Iceberg debris has been used as a tracer for past ocean circulations in the Quaternary since the mid-1970s. However, until the mid-1990s there was little attempt to integrate this information into climate models. I developed a dynamic and thermodynamic model of iceberg movement that can be used in a coupled mode within a larger-scale climate model, or run in a non-feedback mode, to give a dynamical view of how ice-rafted debris distributions came about. This model has been tested in both hemispheres of the modern ocean and used in glacial mode.
Highlights of the work include
- Discovery that iceberg meltwater may contribute as much as the precipitation budget to freshwater inputs to significant regions of the Southern Ocean. As convection around Antarctica is critically dependent on the salinity of waters following sea-ice formation the iceberg signal acts as a negative feedback on deep water formation.
- Use of the model to assist interpretation of glacial iceberg-rafted debris signals. Using various palaeoceanographic indicators ranging from carbon isotopes to magnetic strengths of iron fragments in ocean core sediments the iceberg model has been used with various ocean model circulations to narrow down the characteristics of the glacial ocean circulation state. The most compatible ocean state is one with most deep water formation in the Southern Ocean.
- Discovery of the relationship between large scale iceberg releases Modelling the twentieth century iceberg flux from Greenland, which, from its agreement with observed and marine core data from either side of Greenland, suggests that the dominant calving location of icebergs has shifted north during the century.
Remote sensing has also been used to help validate the iceberg trajectory model, and to move towards an iceberg calving flux for Antarctica, and a sea-ice hazard tool for the Arctic. This work has been carried out in collaboration with Keith Nicholls of the British Antarctic Survey, Barbara Maher of Lancaster University, Rupert Gladstone, Sarah Watkins, Tiago Silva, Richard Levine, Jen King, Clare and Mattias Green from Bangor University, Wales.
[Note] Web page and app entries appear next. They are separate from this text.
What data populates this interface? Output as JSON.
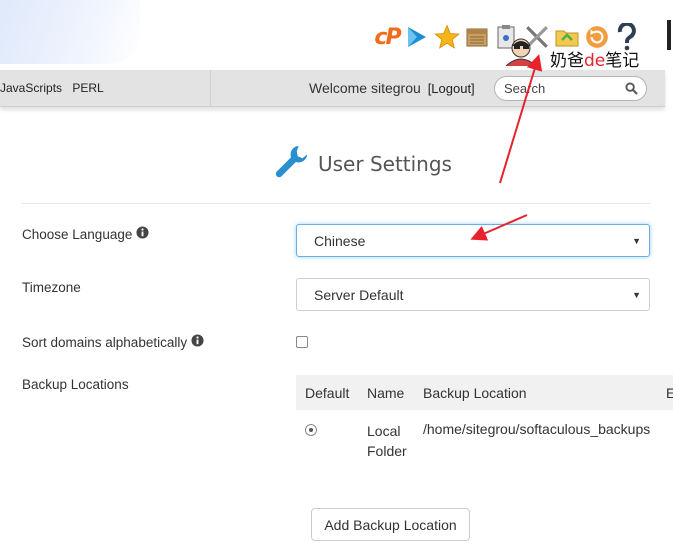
{
  "header": {
    "cpanel_logo": "cP",
    "watermark": {
      "prefix": "奶爸",
      "accent": "de",
      "suffix": "笔记"
    }
  },
  "navbar": {
    "links": [
      "JavaScripts",
      "PERL"
    ],
    "welcome_text": "Welcome sitegrou",
    "logout_label": "[Logout]",
    "search_placeholder": "Search"
  },
  "page": {
    "title": "User Settings"
  },
  "form": {
    "language": {
      "label": "Choose Language",
      "value": "Chinese"
    },
    "timezone": {
      "label": "Timezone",
      "value": "Server Default"
    },
    "sort_domains": {
      "label": "Sort domains alphabetically",
      "checked": false
    },
    "backup": {
      "label": "Backup Locations",
      "headers": [
        "Default",
        "Name",
        "Backup Location",
        "E"
      ],
      "rows": [
        {
          "default": true,
          "name": "Local Folder",
          "location": "/home/sitegrou/softaculous_backups"
        }
      ],
      "add_label": "Add Backup Location"
    }
  },
  "icons": [
    "cpanel-logo",
    "play-icon",
    "star-icon",
    "box-icon",
    "clipboard-icon",
    "tools-icon",
    "folder-icon",
    "refresh-icon",
    "help-icon",
    "info-icon",
    "search-icon",
    "wrench-icon"
  ],
  "colors": {
    "cpanel_orange": "#f06b1a",
    "wrench_blue": "#2a8fd0",
    "annotation_red": "#e8222c",
    "focus_blue": "#66afe9"
  }
}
The work has been funded by NERC and Kongsberg Satellite Services.